That’s the title of Time’s recent article on China’s bubble. You can find out more on this subject by watching Jim Chanos’ video interview here.
What’sthe most important economic question in the world today? One contender is whether the euro will collapse. Another is whether the U.S. will plunge into a double-dip recession. But a third, and possibly the most important over the long term, is whether China can save the world–or whether the entire country is a $6 trillion bubble that’s ready to pop. That’s the size of the Chinese economy, now the second largest in the world, after the U.S.’s. China contributed 19% of global economic growth in 2010, and that’s expected to increase to 24% this year. China’s strength is essential to the recoveries of both the U.S. and Europe; if Beijing crashes, the reverberations will be felt from Boise to Brussels. And plenty of smart people are worried that it will. It may seem strange to Americans who hear so much about the rise of Asia and the pressure of Chinese competitiveness, but there are big questions about China’s future. For more than 30 years, the Chinese miracle has been built on cheap labor, cheap land and cheap capital. But the model is starting to break down. China’s banks,which have doled out too many bad loans, are perhaps as troubled as those in the West. The frothiness of the real estate market in major Chinese cities makes the U.S. housing peaks of 2007 look positively staid. Inflation is growing, as are unemployment–particularly among the middle classes, for whom,as in the U.S., there aren’t enough high-level jobs–and social unrest.

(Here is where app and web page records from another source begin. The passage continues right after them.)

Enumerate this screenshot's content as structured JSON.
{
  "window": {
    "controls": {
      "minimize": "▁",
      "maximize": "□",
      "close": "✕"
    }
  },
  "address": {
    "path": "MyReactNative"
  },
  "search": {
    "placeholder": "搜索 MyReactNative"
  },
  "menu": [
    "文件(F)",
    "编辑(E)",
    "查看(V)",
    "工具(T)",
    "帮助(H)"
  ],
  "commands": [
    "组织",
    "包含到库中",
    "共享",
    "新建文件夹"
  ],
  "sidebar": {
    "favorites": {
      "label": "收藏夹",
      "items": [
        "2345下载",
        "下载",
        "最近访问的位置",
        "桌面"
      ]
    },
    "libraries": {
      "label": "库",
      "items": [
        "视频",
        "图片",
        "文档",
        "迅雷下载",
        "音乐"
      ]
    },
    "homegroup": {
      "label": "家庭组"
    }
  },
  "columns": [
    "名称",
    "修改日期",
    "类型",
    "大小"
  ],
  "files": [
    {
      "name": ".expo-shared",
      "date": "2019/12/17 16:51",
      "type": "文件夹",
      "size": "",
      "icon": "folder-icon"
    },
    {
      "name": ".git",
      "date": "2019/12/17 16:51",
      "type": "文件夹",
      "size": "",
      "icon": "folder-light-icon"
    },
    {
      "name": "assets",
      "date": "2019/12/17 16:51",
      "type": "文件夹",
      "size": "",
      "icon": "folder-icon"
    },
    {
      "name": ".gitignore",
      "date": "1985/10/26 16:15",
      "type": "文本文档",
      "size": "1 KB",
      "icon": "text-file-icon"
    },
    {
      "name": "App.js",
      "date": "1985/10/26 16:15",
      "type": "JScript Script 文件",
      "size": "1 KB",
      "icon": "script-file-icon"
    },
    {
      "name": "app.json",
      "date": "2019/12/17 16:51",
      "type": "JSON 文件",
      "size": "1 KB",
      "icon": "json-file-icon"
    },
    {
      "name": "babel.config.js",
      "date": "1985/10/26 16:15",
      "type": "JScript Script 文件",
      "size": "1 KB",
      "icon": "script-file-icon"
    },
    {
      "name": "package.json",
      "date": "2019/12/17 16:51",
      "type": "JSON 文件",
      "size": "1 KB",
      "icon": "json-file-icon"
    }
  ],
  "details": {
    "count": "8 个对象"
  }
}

China’s own Premier, Wen Jiabao, calls his nation’s economy “unbalanced,uncoordinated and unsustainable.”